Are you quite certain it's a "someone" and not a "something"? You
*could* be infected with the Klez worm:
"The virus e-mails itself from infected machines using a bogus "From"
address randomly plucked from all e-mail addresses stored on an
infected computer's hard drive or network."
Klez: Don't Believe 'From' Line - Michelle Delio
Wired News -
Klez Worm, Not Sender, Hates You
Though the worm was at its peak last Spring, it hasn't been thoroughly
eradicated and still pops up quite commonly. Those infected often
complain of exactly what you're experiencing.
To see if you have Klez (and to get rid of it), go here:
Download and run SpyBot Search and Destroy, Patrick Kolla's nifty
utility to get rid of Trojans, Hijackers and Spyware from any Windows
machine. If you are infected with Klez, SpyBot S&D will find it and
get rid of it (and, happily, any other assorted nasties you have
If you *don't* have Klez, then you do indeed have a more serious
problem to deal with, and you'll need a quick lesson in reading
First, turn on Full Headers in your e-mail client. If you don't know
how to do this, just tell me what you're using for e-mail (Outlook
Express, Eudora, etc.) and I'll be happy to give you the instructions
specific to your e-mail client.
Next, register for a free spam reporting/header reading account at
Julian Haight's SpamCop:
You can use this service to report spam and have abuse reports filed
on your behalf, or just to trace headers to send your own abuse
notifications. Basic spam reporting/header tracing is free.
All signed up? Full headers on? Good. Copy and paste the full
headers from one of the offending e-mails into the box, click submit,
and you'll be shown a line by line breakdown of where the e-mail has
come from, concluding with an abuse address.
You won't be given the sender's identity, but you will be given his
ISP's abuse department, to which you can forward a copy of the
offending e-mail (with full headers) and request that they discipline
their user. (They won't give you his identity without a court order -
the privacy clauses in most Terms of Service prohibit the sharing of
such information - but they will usually cut off his account.)
For a quick visual explanation of how to read e-mail headers, have a
look at the great visual explanation given by MaximumPC magazine in
January of this year:
You can also learn about headers in a more detailed fashion here:
Reading Email Headers
I hope you find this helpful! If anything is unclear or you need help
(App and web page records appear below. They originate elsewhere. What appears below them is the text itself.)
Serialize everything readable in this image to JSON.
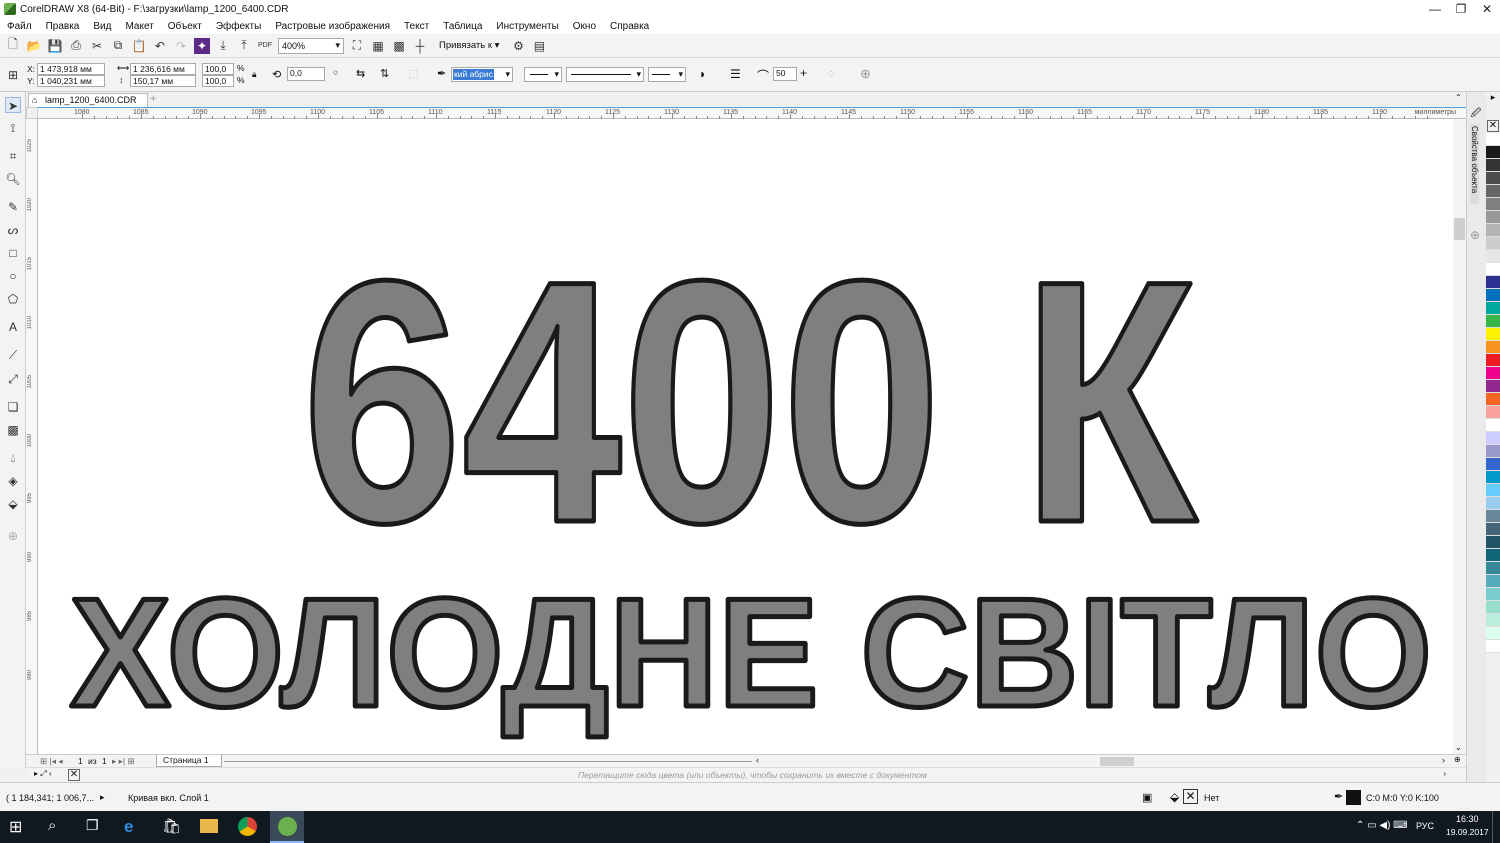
{
  "window": {
    "title": "CorelDRAW X8 (64-Bit) - F:\\загрузки\\lamp_1200_6400.CDR"
  },
  "menu": [
    "Файл",
    "Правка",
    "Вид",
    "Макет",
    "Объект",
    "Эффекты",
    "Растровые изображения",
    "Текст",
    "Таблица",
    "Инструменты",
    "Окно",
    "Справка"
  ],
  "toolbar1": {
    "zoom": "400%",
    "snap_label": "Привязать к",
    "pdf_label": "PDF"
  },
  "propbar": {
    "x_label": "X:",
    "x": "1 473,918 мм",
    "y_label": "Y:",
    "y": "1 040,231 мм",
    "w": "1 236,616 мм",
    "h": "150,17 мм",
    "scale_w": "100,0",
    "scale_h": "100,0",
    "pct": "%",
    "angle": "0,0",
    "outline": "кий абрис",
    "smooth": "50"
  },
  "document": {
    "tab": "lamp_1200_6400.CDR"
  },
  "ruler": {
    "ticks": [
      "1080",
      "1085",
      "1090",
      "1095",
      "1100",
      "1105",
      "1110",
      "1115",
      "1120",
      "1125",
      "1130",
      "1135",
      "1140",
      "1145",
      "1150",
      "1155",
      "1160",
      "1165",
      "1170",
      "1175",
      "1180",
      "1185",
      "1190"
    ],
    "unit": "миллиметры",
    "vticks": [
      "1025",
      "1020",
      "1015",
      "1010",
      "1005",
      "1000",
      "995",
      "990",
      "985",
      "980"
    ]
  },
  "canvas": {
    "line1": "6400 К",
    "line2": "ХОЛОДНЕ СВІТЛО",
    "fill_color": "#7f7f7f",
    "stroke_color": "#1a1a1a"
  },
  "pagenav": {
    "current": "1",
    "of": "из",
    "total": "1",
    "page_tab": "Страница 1"
  },
  "swatch_hint": "Перетащите сюда цвета (или объекты), чтобы сохранить их вместе с документом",
  "side_panel": "Свойства объекта",
  "status": {
    "coords": "( 1 184,341; 1 006,7...",
    "object": "Кривая вкл. Слой 1",
    "fill_none": "Нет",
    "outline_color": "C:0 M:0 Y:0 K:100"
  },
  "palette": [
    "#ffffff",
    "#1a1a1a",
    "#333333",
    "#4d4d4d",
    "#666666",
    "#7f7f7f",
    "#999999",
    "#b3b3b3",
    "#cccccc",
    "#e6e6e6",
    "#ffffff",
    "#2e3192",
    "#0071bc",
    "#00a99d",
    "#39b54a",
    "#fff200",
    "#f7941d",
    "#ed1c24",
    "#ec008c",
    "#92278f",
    "#f26522",
    "#f9a19a",
    "#ffffff",
    "#ccccff",
    "#9999cc",
    "#3366cc",
    "#0099cc",
    "#66ccff",
    "#99ccee",
    "#668899",
    "#446677",
    "#225566",
    "#116677",
    "#338899",
    "#55aabb",
    "#77cccc",
    "#99ddcc",
    "#bbeedd",
    "#ddffee",
    "#ffffff"
  ],
  "taskbar": {
    "time": "16:30",
    "date": "19.09.2017",
    "lang": "РУС"
  }
}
either getting your full headers to display or would like help reading
the headers yourself, please don't hesitate to ask for clarification.
I'll be glad to assist you.
Search terms: [ klez ], [ read headers ] and personal knowledge.